But we often miss the whole point. It's called a user story for a reason, and the behavior we tend to see is wrong because we want to measure how good we're doing right
now, and that's subjective. User stories often are not complete user stories; they are pieces of a user story that probably won’t decompose. So, we will see a UI user story, a back-end user story, an integration user story, and a regression test user story.

But at the end of the day, all those user stories must be complete before there's any value to be given to the customer.

Too often we're so focused on playing scrum that we forget the goal of the framework, which is how long it takes us to get that work out the door. We are measuring some
metrics like cycle time. From the time we start working on it, how quickly can we solve that problem for our customer? We don't solve that problem with the user interface. We don't solve it with a backend suite. We don't solve it with regression testing. We do all those things to solve that problem.
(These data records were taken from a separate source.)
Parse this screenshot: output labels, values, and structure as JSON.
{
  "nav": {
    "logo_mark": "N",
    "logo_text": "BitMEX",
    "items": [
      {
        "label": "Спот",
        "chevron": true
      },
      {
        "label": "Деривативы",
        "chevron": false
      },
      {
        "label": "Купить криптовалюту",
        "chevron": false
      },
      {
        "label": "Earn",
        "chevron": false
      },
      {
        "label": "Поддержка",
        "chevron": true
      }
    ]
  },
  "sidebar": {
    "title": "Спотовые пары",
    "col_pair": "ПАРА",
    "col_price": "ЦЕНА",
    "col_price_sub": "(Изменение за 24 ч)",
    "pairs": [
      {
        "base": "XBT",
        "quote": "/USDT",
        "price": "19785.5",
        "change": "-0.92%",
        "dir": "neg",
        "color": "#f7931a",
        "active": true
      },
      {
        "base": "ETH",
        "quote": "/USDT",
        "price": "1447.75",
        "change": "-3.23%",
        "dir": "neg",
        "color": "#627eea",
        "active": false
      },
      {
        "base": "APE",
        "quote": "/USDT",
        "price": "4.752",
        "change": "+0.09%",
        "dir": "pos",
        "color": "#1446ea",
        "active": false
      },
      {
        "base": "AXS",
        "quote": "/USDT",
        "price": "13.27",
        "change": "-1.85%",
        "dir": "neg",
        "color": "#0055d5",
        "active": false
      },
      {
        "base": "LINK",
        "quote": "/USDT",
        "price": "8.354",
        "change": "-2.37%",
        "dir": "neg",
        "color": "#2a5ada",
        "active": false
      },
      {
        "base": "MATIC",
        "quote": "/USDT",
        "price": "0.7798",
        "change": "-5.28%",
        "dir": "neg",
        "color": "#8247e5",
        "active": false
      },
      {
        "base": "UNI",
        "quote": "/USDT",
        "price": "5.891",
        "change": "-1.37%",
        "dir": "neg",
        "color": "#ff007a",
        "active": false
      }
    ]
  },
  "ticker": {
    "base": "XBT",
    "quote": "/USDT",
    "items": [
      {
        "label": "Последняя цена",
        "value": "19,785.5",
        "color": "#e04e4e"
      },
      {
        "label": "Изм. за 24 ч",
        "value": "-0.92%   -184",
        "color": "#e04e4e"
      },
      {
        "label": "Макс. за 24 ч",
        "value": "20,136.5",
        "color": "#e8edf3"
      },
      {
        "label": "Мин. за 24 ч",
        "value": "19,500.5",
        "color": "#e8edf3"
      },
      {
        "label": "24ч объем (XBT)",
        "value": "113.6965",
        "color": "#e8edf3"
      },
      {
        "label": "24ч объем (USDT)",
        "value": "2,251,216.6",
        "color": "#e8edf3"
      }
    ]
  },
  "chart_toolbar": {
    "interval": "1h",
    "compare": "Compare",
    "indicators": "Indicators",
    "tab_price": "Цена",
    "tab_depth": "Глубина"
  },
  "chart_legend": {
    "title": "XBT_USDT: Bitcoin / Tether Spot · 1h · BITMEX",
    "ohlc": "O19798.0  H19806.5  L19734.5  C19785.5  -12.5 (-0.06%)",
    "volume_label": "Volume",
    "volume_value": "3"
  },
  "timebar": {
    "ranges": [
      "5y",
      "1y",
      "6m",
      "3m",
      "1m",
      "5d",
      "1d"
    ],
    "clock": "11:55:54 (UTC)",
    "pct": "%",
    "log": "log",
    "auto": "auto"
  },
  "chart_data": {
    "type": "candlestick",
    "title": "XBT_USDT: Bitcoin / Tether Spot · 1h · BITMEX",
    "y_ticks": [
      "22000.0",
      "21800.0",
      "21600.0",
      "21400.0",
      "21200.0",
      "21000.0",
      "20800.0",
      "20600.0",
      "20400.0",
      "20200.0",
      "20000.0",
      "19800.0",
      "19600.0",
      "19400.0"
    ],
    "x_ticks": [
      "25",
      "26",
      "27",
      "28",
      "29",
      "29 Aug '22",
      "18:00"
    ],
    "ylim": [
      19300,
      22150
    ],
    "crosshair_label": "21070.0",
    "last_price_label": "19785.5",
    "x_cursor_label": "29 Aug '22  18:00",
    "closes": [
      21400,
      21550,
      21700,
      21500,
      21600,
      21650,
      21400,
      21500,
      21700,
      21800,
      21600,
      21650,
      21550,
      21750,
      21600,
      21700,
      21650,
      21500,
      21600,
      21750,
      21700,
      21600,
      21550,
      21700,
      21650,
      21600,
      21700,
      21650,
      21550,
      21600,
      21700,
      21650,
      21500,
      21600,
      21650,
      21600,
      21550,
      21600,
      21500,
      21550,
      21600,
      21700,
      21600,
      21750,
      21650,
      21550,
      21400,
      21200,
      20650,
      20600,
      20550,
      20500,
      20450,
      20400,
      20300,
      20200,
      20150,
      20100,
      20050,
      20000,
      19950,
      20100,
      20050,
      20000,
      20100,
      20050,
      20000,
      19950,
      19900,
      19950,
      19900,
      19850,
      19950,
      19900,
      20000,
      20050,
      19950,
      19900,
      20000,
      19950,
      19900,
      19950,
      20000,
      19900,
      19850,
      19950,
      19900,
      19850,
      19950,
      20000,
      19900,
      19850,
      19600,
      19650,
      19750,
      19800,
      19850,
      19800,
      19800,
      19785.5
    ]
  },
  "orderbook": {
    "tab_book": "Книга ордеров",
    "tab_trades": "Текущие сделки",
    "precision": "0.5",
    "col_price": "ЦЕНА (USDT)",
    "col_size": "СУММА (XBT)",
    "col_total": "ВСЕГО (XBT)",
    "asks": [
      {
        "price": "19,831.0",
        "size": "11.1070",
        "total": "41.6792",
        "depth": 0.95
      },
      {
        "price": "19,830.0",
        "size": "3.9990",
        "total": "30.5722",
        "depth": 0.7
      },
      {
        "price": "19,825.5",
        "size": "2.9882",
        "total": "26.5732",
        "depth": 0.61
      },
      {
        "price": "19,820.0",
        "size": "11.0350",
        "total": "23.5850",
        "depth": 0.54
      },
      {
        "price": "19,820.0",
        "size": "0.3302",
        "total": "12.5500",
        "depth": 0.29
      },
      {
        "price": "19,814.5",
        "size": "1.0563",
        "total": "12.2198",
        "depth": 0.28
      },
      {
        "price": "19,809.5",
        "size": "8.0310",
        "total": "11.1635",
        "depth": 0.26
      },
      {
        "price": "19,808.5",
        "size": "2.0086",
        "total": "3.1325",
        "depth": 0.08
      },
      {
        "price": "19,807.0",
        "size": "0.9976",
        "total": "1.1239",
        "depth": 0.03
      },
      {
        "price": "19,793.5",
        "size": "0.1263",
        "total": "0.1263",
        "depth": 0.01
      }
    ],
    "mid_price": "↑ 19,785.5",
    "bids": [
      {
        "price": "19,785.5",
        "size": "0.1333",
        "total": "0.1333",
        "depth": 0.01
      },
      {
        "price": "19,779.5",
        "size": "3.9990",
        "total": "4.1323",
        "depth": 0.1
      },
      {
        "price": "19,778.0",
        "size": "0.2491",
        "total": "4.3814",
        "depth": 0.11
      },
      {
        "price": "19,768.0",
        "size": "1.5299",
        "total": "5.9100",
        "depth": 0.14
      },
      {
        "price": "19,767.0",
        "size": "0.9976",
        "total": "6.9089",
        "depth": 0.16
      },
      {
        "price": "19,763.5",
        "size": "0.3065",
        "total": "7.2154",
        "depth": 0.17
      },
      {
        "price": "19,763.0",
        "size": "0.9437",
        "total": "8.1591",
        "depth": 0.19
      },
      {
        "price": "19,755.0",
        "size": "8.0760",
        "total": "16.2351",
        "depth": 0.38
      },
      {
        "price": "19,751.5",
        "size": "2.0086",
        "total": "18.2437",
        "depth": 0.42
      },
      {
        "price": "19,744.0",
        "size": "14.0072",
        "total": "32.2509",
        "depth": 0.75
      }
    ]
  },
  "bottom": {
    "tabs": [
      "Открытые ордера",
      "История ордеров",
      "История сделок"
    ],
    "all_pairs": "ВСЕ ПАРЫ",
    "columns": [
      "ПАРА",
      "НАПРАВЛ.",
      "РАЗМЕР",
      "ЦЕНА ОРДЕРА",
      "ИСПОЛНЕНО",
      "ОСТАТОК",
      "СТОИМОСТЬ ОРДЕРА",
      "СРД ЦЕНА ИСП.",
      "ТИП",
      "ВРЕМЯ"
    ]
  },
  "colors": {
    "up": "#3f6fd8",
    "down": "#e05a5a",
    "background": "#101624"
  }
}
If your cycle time or lead time is horrible, that’s unfortunate. But it's real. That's a great thing because the moment it gets less worse, then you've made progress. If
your average time to create a complete a user story goes from 21 days to 20, that’s progress. And every day we close in on that, we're doing it better. It provides a clear view of what's really going on within our team and our organization. We’re not just playing games to appease somebody who wants to look at a specific metric.

Phil Ricci: But we do have to bring our customers into that interaction. We must get feedback from them and find some way to measure that based on their perception. That's a difficult thing to do. It's not something as simple as the Net Promoter Score. It's got to be deeper than that. But we're trying to give customers a scorecard and have them rate us when they
come out of our system demos.
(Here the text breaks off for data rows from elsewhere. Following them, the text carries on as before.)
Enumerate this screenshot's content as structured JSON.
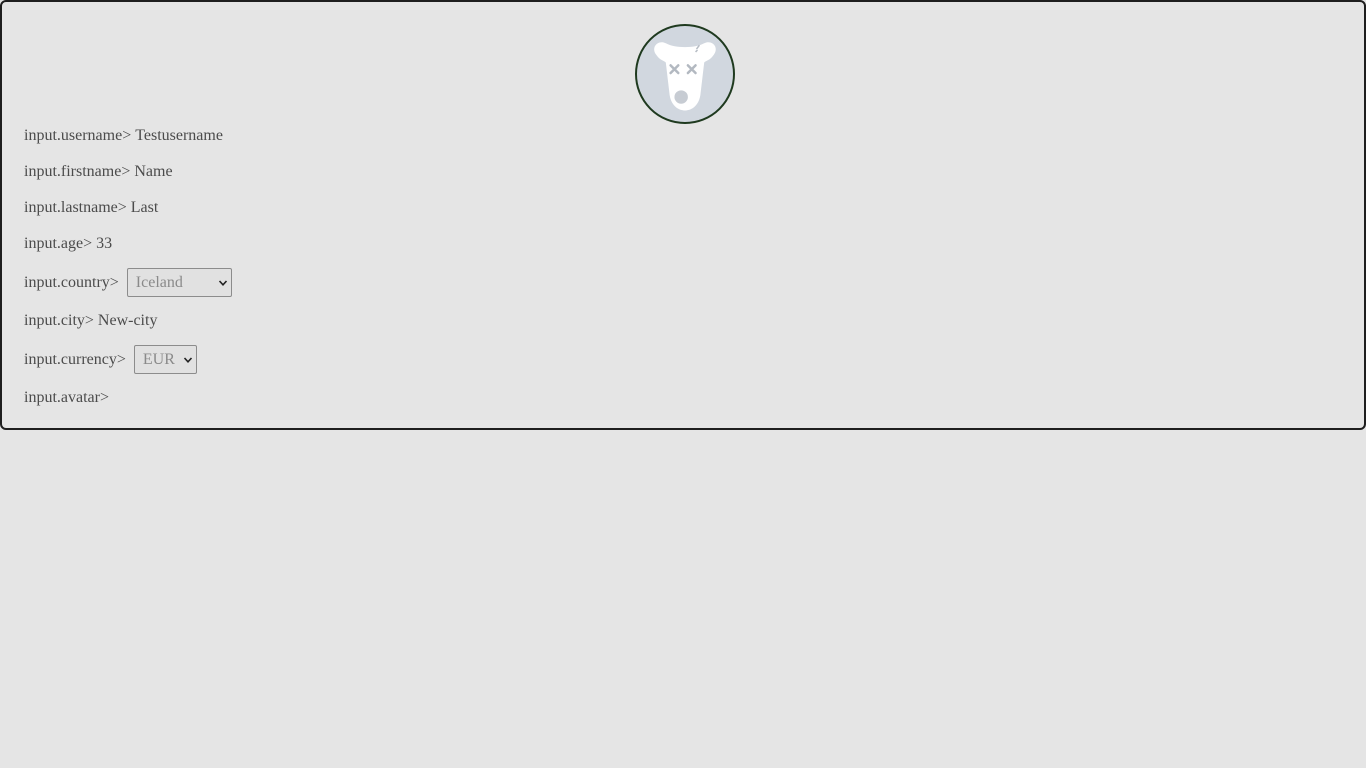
{
  "profile": {
    "avatar_icon": "dead-dog-icon",
    "fields": {
      "username": {
        "label": "input.username>",
        "value": "Testusername"
      },
      "firstname": {
        "label": "input.firstname>",
        "value": "Name"
      },
      "lastname": {
        "label": "input.lastname>",
        "value": "Last"
      },
      "age": {
        "label": "input.age>",
        "value": "33"
      },
      "country": {
        "label": "input.country>",
        "selected": "Iceland"
      },
      "city": {
        "label": "input.city>",
        "value": "New-city"
      },
      "currency": {
        "label": "input.currency>",
        "selected": "EUR"
      },
      "avatar": {
        "label": "input.avatar>"
      }
    }
  },
  "colors": {
    "background": "#e5e5e5",
    "panel_border": "#1e1e1e",
    "avatar_bg": "#d1d7df",
    "avatar_border": "#1f3a1f",
    "text": "#4b4b4b"
  }
}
Bryan Agosto: As a remote team, that becomes sometimes even more challenging depending on how far removed you are from your customer. In one of the organizations I'm working with now, with COVID they have a big focus on switching from projects to product focus because they realize a lot of the people that are remote have no idea who their customer is and who they're actually working for. They're creating code because of the requirements they're given and they're not solving any problems.

With remote teams, we must focus on how do we get them closer to that customer? Getting them focused on becoming closer to the product, and aligning to the product, and creating value streams that identify their products.
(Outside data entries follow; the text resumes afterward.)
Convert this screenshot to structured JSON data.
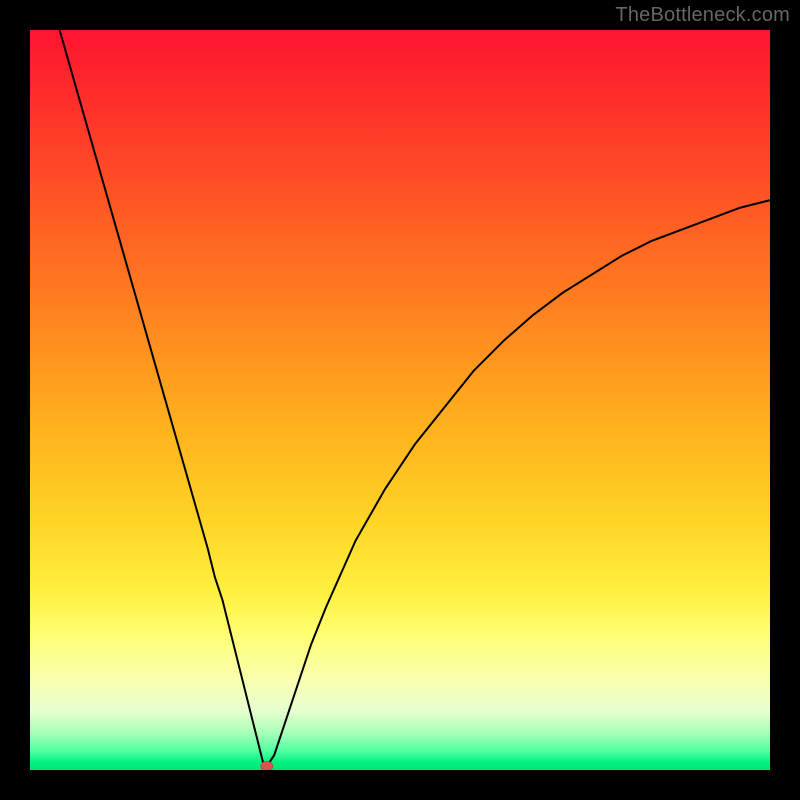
{
  "attribution": "TheBottleneck.com",
  "colors": {
    "frame": "#000000",
    "gradient_top": "#ff1430",
    "gradient_mid": "#ffd324",
    "gradient_bottom": "#00e676",
    "curve": "#000000",
    "marker": "#d9534f"
  },
  "chart_data": {
    "type": "line",
    "title": "",
    "xlabel": "",
    "ylabel": "",
    "xlim": [
      0,
      100
    ],
    "ylim": [
      0,
      100
    ],
    "grid": false,
    "legend": false,
    "series": [
      {
        "name": "bottleneck-curve",
        "x": [
          4,
          6,
          8,
          10,
          12,
          14,
          16,
          18,
          20,
          22,
          24,
          25,
          26,
          27,
          28,
          29,
          30,
          31,
          31.5,
          32,
          33,
          34,
          36,
          38,
          40,
          44,
          48,
          52,
          56,
          60,
          64,
          68,
          72,
          76,
          80,
          84,
          88,
          92,
          96,
          100
        ],
        "y": [
          100,
          93,
          86,
          79,
          72,
          65,
          58,
          51,
          44,
          37,
          30,
          26,
          23,
          19,
          15,
          11,
          7,
          3,
          1,
          0.5,
          2,
          5,
          11,
          17,
          22,
          31,
          38,
          44,
          49,
          54,
          58,
          61.5,
          64.5,
          67,
          69.5,
          71.5,
          73,
          74.5,
          76,
          77
        ]
      }
    ],
    "marker": {
      "x": 32,
      "y": 0.5
    }
  }
}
You mentioned Net Promoter Score as a form of feedback. Have you seen any changes to the way you get feedback from your business partners? Have you seen an improvement or the inverse, now that we're remote, have people regressed back to that forming stage where they don't want to step on each other's toes?

Jeremy Wood: Within the organizations I've been involved with, there's still a bit of a gap. The middle person to come translate isn't always the product owner, so they get some influences from that. I would say that the teams also have tried to take on work that really starts to go to organizational structure conversation, which is by far the greatest challenge for any company.

Bryan Agosto: When they all had to go remote, it was a challenge to being at home. Some of the teams regressed and didn't have the opportunity to adjust. One of the exercises I did
with a few teams during their retrospectives was an exercise that's based on liberating structures.It’s an exercise called ‘being heard, seen and respected’. And we talked about that.Has there been a time where you haven't felt heard, seen and respected? Can we talk about that in the last two weeks? And then sharing that with leaders, how can they support their teams so they can be heard. seen and respected. It’s led to thinking about their customers. Are we hearing, seeing and respecting our customers in these situations? It's a really cool exercise. It takes about 25 minutes to do with the team. If you're ever interested, look it up under liberating structures.

Phil Ricci: One of the things I've noticed is that teams are less receptive to work in that fashion, because they are fundamentally focused on delivering. Getting them to take time to introspect and to think about what makes them a better team — it’s been a difficult sell.